For example, in an account-based marketing (ABM) approach, your primary concern may be how effective the campaign was in securing a meeting with the sales team at a target account. To secure that sales meeting, a marketer likely targeted over 20 individuals within the account for that one sales meeting. In the ABM approach, everyone in an organization is aligned at the same accounts with the common goal of getting a foot in the door. In that case, the ABM metric for pipe attribution is “influence” vs. “sourced.” The point is that the primary metric for pipe impact attribution x program can and should change. A major landmine to watch for during the tactical planning phase, however, is metric creep. It can be very tempting to drill-drill-drill but at a certain point, the effort may not be worth the insights.

Questions to ask:

  • Which programs produced the most first-time meetings?
  • Of those meetings, how many converted to pipeline and deals?
  • What was spent x campaign categories?

Stakeholders and sources to ask:

  • CMO and marketing business unit leaders
  • Demand-generation program leaders
  • Sales operations

Metrics to measure:

  • Conversion waterfall MQLs — SALs — SQLs — ops
  • Pipeline generated x sourced x influenced attribution
  • Total campaign costs

Applications:

  • CRMs
  • Automation platforms
  • Finance and accounting
  • Marketing analytics

Business Value — Where to Focus Your New Plan and Budget?

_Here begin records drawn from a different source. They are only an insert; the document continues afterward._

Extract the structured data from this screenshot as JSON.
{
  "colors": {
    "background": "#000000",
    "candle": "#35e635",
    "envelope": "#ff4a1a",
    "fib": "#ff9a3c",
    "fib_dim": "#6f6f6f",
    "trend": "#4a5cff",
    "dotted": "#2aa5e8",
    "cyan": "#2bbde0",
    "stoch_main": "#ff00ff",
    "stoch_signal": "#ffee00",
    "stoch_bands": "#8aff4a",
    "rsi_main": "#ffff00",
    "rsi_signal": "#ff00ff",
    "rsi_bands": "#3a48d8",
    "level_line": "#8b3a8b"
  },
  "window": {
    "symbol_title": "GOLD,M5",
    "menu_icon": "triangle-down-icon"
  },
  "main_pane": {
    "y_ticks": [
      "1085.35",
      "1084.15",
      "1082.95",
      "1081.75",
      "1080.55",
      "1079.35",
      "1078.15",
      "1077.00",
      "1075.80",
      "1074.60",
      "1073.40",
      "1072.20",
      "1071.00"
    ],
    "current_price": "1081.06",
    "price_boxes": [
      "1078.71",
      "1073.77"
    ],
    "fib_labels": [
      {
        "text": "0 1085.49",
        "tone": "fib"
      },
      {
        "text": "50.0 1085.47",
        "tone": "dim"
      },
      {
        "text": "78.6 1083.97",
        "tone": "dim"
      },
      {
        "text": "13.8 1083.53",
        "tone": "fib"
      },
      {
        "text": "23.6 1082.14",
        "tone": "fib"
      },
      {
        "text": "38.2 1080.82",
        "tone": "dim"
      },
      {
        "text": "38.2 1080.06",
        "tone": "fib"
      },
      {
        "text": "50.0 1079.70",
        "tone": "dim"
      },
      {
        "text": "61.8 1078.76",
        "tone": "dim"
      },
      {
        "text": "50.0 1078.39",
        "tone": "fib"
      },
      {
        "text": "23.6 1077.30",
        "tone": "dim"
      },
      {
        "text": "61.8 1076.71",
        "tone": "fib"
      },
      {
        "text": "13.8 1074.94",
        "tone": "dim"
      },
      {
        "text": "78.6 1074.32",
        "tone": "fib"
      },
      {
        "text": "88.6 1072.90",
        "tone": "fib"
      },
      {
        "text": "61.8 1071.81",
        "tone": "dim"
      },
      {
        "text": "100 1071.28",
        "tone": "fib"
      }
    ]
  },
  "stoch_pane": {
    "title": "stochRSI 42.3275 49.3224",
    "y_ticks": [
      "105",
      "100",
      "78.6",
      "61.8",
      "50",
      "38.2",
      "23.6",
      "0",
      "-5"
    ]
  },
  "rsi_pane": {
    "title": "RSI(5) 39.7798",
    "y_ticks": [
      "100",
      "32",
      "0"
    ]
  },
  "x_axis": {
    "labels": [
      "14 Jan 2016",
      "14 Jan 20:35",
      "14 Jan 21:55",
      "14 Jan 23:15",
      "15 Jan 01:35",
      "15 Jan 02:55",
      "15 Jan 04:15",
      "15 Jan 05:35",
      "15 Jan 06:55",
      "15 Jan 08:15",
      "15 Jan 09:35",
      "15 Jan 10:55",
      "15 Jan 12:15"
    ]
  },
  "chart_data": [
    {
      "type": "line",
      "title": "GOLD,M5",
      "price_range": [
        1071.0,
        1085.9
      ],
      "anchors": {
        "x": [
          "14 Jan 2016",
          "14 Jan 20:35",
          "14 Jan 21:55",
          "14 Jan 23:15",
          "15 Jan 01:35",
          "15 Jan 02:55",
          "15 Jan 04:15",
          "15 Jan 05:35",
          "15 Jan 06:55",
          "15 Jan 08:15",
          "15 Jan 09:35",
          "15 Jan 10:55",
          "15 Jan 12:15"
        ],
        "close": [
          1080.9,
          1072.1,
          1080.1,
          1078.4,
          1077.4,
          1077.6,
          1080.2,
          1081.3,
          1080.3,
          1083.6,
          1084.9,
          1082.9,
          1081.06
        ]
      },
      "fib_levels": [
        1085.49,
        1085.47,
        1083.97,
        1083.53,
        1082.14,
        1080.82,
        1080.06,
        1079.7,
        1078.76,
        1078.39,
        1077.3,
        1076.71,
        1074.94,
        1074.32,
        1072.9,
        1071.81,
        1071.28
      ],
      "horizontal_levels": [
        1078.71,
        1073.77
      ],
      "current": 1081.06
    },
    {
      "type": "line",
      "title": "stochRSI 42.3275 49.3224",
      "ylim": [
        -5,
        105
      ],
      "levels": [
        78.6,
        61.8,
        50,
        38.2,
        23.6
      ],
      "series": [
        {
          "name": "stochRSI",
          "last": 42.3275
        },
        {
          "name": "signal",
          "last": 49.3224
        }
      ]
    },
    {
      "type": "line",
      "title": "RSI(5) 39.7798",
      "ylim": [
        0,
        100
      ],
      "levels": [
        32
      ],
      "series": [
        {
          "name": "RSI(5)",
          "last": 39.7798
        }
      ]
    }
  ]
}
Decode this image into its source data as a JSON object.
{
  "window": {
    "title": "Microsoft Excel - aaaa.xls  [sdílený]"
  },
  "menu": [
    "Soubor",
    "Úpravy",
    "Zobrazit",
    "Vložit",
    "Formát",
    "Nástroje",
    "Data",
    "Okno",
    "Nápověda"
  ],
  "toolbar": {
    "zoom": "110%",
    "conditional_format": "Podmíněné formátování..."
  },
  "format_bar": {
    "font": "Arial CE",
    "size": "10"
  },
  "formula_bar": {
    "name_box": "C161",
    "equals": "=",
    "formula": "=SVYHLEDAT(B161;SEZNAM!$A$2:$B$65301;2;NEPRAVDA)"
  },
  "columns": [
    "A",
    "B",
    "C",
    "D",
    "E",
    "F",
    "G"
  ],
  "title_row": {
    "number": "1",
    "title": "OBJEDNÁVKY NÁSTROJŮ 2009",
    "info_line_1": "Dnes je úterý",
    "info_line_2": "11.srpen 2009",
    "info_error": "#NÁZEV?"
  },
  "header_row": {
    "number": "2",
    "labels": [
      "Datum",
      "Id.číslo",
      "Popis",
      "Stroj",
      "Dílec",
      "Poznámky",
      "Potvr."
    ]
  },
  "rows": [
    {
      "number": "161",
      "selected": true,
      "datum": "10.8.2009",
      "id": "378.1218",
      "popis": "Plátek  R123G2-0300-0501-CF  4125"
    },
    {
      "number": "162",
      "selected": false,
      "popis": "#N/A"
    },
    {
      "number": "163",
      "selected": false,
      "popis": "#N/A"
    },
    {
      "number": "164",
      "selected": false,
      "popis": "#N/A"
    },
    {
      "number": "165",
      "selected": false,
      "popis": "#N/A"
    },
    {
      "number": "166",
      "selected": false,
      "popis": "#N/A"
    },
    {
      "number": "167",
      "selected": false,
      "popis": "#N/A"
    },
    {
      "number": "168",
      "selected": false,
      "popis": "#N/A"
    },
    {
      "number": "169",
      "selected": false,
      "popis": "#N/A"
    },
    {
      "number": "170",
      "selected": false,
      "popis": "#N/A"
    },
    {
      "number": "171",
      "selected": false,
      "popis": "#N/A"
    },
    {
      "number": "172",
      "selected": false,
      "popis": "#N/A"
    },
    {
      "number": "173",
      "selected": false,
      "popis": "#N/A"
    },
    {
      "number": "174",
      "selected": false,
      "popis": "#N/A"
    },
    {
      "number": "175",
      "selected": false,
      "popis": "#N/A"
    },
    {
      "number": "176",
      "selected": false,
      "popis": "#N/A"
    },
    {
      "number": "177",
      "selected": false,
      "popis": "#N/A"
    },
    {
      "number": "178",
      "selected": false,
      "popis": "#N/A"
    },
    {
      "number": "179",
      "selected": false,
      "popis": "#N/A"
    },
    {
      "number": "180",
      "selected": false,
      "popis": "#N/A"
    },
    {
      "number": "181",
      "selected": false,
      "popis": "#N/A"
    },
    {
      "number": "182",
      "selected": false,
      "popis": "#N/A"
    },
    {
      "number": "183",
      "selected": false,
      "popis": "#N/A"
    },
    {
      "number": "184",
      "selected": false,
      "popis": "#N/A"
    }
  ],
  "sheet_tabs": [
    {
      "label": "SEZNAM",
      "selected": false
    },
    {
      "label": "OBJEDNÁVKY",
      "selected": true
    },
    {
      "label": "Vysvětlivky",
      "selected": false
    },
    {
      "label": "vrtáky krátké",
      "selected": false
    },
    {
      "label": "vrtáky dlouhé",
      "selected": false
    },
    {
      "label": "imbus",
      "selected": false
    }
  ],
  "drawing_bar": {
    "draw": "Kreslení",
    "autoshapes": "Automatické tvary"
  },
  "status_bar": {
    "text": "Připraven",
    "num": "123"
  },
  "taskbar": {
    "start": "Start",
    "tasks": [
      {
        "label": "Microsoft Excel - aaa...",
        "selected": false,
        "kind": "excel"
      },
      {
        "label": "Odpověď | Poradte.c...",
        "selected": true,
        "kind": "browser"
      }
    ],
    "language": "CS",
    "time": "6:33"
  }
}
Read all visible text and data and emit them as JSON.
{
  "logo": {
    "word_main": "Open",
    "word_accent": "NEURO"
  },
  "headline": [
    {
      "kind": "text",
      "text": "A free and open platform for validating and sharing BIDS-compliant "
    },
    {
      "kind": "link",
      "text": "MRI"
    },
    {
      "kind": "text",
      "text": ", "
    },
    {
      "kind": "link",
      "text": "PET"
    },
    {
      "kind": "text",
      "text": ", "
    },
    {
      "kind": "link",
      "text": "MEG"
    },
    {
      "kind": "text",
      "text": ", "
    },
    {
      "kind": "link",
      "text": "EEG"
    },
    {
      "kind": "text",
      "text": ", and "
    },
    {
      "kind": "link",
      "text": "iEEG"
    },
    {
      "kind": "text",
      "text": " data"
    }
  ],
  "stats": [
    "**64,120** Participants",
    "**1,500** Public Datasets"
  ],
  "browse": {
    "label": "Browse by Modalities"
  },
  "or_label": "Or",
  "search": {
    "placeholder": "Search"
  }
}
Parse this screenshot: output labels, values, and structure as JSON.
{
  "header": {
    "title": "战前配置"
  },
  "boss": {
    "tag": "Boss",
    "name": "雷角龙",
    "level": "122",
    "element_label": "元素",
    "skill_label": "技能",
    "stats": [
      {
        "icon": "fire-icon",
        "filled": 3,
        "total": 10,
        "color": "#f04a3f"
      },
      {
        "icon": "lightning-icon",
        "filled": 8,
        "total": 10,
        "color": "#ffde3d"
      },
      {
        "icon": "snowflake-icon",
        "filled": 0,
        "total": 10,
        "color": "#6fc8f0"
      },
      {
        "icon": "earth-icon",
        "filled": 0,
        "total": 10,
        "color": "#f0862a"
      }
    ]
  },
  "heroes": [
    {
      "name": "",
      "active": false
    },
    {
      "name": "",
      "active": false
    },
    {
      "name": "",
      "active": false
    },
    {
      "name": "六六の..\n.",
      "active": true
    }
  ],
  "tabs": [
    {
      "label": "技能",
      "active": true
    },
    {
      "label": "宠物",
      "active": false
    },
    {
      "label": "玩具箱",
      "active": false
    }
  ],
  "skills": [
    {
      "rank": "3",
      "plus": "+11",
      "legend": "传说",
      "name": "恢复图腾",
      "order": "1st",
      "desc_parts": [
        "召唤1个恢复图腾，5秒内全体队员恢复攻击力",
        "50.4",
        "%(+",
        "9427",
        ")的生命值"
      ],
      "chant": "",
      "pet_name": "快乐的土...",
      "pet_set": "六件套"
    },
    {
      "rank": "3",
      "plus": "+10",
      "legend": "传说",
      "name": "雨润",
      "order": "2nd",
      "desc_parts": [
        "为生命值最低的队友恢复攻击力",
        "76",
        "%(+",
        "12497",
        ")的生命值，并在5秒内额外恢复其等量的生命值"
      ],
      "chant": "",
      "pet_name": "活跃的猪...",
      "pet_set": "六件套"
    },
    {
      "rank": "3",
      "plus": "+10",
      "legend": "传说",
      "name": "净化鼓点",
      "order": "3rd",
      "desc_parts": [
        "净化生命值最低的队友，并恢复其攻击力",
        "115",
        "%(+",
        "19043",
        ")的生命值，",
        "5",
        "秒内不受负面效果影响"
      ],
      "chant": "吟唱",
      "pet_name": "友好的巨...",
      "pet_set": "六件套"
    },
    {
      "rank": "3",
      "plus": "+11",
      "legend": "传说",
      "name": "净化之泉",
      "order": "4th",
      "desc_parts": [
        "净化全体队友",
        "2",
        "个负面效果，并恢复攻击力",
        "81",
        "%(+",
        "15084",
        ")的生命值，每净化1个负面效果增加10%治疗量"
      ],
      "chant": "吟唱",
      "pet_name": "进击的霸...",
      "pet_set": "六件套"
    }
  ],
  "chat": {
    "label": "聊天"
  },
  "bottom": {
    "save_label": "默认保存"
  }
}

A critical component of the marketing planning process is getting your house in order so you can plan adequately and be prepared to answer questions your CMO and board members will inevitably ask. For example, “We spent $250,000 on a series of live events in six cities, what resulted from that?” If you haven’t structured your metrics planning and CRM correctly, you may not be able to answer. Beyond leads, other high-level metrics and returns like partnerships, influence and brand impression adds value to the organization beyond pipeline impact. Having a well-prepared plan with metric data as backup before you get to this point will help position you as the keeper of truth.

Question to ask:

  • What is the most cost-effective way to impact pipeline?

Stakeholders and sources to ask:

  • CMO
  • Marketing business unit leaders
  • Sales leaders

Metrics to measure:

  • Attribution ROI
  • Pipeline funnel x phases
  • Total campaign costs

Applications:

  • CRMs
  • Automation platforms
  • Finance and accounting
  • Marketing analytics

Understanding how to apply a framework to plan better and avoid a year-end scramble will undoubtedly help drive success in future efforts. To that end, a critical final landmine to watch for is not understanding marketing’s contribution to the pipeline and what your sales team’s quotas are. To prepare accordingly, know your funnel math, conversion attrition ratios, and how much pipeline from existing business vs. net new you are responsible for.